The Central Bank overdraft now accounts for 1 % of Kenya's 21 billion dollars domestic debt. (File picture: Reuters)
Kenya has started borrowing from the Central Bank through the overdraft after about one-year hiatus as liquidity increases in the market. 

The east African nation had exclusively turned to borrowing from the domestic market through Treasury bills and bonds as it stopped expensive overdraft in October last year. Overdraft at the apex bank initially accounted for 3 percent of the domestic debt, but had remained zero percent until three weeks ago, Central Bank of Kenya showed Monday. 

The government started borrowing using the tool on Aug. 11 by taking up 118 million U.S. dollars and nearly doubled the amount the following week to 215 million dollars. 

Last week, the East African nation's government borrowed 200 million dollars using the facility as it sustained uptake. From 0 percent, Central Bank overdraft now accounts for 1 percent of the East African nation's 21 billion dollars domestic debt. 

The overdraft is usually equated to printing of more cash, which when the borrowing increases results to inflationary pressure. Analysts noted that the government had kept it at the zero level to curb inflationary pressure, which had been on the rise, and get cheaper cash from other instruments including Treasury bill. 

The overdraft interest rate is calculated at the prevailing central bank rate that currently stands at 10 percent, which is different from yields on Treasury bills and bonds that are determined by market forces. 

The law allows the government to withdraw from its central bank account an amount equal to 5 percent of the last audited annual revenues. As the government renews uptake of central bank overdraft, it has also sustained the uptake of Treasury bills and bonds, with the two accounting for more than 99 percent of the total domestic debt. 

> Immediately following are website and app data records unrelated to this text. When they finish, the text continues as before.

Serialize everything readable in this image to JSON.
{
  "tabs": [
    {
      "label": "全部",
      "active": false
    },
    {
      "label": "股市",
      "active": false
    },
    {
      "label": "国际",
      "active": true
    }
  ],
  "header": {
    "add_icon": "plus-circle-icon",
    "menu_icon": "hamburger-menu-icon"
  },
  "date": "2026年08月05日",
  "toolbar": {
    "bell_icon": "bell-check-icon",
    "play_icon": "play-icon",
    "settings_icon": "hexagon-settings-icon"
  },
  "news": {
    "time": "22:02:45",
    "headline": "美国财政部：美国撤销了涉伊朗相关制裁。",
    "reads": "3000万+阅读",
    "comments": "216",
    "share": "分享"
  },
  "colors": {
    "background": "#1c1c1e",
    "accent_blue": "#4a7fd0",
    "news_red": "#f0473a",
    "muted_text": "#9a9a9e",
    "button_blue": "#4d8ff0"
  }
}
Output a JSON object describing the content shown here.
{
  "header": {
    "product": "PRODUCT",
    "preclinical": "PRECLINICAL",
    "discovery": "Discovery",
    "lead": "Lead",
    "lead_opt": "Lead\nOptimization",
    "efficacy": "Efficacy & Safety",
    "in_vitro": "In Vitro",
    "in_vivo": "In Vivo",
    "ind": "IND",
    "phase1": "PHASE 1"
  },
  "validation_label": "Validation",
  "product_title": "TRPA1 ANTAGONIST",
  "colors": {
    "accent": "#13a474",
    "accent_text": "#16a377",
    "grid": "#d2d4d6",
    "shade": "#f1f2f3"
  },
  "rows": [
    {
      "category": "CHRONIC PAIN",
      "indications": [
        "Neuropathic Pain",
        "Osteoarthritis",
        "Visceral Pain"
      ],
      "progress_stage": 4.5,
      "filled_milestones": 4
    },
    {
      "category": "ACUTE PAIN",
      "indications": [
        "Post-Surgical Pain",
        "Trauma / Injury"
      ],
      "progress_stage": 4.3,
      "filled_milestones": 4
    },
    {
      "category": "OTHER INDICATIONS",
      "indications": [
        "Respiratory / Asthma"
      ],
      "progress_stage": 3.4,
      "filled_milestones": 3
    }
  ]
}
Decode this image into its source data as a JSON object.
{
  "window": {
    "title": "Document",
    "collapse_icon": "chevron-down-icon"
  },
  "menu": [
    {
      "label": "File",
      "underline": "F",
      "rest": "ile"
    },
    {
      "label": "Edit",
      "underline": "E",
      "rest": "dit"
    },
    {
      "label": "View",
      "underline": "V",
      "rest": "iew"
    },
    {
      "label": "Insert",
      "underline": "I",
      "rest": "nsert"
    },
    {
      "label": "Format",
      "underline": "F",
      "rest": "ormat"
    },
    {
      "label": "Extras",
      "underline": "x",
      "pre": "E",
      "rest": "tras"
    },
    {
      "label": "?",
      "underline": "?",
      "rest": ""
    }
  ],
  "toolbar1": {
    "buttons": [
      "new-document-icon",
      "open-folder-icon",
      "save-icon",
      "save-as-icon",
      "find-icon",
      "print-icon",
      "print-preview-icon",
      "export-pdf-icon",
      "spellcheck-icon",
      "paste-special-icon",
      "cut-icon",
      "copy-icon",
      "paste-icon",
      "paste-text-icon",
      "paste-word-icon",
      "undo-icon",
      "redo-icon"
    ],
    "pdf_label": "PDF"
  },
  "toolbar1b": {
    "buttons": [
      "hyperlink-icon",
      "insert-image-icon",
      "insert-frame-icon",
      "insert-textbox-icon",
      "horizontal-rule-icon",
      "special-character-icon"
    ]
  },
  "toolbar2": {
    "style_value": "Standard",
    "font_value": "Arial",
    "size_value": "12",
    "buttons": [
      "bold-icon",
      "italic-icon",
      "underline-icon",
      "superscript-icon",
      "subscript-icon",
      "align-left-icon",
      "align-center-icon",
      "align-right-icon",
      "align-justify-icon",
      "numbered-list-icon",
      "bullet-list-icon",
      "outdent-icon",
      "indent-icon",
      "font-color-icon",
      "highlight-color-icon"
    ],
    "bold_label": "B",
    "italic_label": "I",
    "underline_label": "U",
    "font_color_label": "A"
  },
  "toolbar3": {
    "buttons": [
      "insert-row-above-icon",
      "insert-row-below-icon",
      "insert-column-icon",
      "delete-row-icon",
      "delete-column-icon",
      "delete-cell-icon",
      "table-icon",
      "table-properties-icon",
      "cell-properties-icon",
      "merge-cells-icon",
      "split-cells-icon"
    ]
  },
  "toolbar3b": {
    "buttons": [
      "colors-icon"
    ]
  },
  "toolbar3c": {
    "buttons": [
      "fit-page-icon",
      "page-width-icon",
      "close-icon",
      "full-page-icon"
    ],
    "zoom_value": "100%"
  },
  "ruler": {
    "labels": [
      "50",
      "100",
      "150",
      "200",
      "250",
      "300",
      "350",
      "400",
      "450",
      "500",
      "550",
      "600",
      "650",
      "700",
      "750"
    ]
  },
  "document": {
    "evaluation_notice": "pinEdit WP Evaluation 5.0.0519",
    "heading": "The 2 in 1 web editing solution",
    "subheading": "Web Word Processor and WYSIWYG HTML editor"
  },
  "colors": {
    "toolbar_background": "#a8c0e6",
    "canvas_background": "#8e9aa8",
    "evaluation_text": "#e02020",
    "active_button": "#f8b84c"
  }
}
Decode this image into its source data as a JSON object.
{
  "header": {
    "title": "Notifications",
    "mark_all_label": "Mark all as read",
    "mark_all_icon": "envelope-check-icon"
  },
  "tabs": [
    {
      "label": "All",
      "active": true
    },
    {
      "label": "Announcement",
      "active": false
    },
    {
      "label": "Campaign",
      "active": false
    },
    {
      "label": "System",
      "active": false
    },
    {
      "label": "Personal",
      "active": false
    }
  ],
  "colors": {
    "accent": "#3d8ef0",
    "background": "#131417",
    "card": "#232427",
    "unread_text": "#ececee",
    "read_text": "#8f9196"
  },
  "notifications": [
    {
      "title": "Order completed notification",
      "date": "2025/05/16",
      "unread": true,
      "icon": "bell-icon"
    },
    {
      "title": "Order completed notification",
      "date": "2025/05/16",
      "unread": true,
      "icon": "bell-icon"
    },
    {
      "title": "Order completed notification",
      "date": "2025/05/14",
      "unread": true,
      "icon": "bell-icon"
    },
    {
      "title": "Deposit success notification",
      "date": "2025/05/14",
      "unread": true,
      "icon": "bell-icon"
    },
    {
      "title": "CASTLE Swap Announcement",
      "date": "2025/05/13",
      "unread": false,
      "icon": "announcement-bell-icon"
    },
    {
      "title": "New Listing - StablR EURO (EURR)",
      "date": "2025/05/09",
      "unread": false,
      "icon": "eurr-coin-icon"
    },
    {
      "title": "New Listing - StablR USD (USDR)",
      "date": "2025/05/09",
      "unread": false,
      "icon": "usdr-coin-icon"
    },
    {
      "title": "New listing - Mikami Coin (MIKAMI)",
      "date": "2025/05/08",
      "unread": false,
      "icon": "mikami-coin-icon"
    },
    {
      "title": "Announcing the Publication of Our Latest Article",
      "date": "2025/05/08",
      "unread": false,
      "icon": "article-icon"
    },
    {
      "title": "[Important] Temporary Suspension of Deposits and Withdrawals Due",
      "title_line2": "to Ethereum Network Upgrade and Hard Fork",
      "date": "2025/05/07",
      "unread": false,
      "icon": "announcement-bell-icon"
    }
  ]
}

Last week, Treasury bills were oversubscribed, with the overall subscription rate coming in at 153.5 percent, compared to 136 percent recorded the previous week due to increased liquidity in the money market. The overall acceptance rate stood at 93.4 percent compared to 91.1 percent the previous week, with the government accepting worth a total of 340 million dollars of the 360 million dollars received, against the 240 million dollars on offer in this auction.